Data records
_____

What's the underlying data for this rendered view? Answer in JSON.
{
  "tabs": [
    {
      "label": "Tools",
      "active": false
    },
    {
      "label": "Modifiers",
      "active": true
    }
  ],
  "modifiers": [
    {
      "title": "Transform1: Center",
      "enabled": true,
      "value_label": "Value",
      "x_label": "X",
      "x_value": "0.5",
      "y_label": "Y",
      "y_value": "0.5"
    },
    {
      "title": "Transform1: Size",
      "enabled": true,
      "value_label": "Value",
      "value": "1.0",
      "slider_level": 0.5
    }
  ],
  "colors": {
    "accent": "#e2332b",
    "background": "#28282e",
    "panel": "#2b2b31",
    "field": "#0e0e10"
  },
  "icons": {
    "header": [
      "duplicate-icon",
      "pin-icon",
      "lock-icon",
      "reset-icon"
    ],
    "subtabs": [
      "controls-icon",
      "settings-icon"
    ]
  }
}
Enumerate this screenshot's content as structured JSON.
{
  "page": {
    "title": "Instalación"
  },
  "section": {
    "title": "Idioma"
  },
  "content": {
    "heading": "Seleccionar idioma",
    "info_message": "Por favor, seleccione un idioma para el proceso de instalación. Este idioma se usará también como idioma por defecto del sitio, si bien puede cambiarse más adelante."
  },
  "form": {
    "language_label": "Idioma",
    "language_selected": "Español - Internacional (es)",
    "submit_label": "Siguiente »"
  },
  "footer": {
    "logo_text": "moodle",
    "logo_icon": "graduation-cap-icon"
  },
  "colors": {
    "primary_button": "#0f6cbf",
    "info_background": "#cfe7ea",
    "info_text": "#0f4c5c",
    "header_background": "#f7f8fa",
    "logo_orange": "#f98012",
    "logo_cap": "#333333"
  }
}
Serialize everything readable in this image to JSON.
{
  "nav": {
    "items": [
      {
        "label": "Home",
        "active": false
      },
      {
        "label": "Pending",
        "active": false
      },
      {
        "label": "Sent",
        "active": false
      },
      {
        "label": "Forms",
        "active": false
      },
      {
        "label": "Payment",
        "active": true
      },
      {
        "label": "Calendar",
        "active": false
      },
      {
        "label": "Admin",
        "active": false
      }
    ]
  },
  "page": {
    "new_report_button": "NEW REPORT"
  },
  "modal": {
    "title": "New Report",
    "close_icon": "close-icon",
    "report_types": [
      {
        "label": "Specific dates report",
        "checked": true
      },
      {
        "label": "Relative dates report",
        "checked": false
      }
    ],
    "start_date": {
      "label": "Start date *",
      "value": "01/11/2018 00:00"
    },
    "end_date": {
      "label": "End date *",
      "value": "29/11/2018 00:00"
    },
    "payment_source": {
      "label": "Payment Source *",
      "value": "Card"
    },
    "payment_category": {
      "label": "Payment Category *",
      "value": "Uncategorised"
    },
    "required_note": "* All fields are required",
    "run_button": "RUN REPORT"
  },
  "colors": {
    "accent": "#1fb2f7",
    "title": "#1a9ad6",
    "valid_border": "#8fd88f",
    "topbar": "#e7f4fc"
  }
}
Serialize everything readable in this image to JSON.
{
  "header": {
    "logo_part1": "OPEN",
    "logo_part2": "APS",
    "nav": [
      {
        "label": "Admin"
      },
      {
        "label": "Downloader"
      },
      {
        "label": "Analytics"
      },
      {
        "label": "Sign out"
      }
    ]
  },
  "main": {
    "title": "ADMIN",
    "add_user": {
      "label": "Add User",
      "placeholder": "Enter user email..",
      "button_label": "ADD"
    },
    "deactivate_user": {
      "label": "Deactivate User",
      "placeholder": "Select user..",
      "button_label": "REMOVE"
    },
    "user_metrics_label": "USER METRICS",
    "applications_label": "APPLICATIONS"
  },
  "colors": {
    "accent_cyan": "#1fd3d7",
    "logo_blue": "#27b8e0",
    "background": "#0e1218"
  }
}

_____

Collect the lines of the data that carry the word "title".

      "title": "Transform1: Center",
      "title": "Transform1: Size",
    "title": "Instalación"
    "title": "Idioma"
    "title": "New Report",
    "title": "#1a9ad6",
    "title": "ADMIN",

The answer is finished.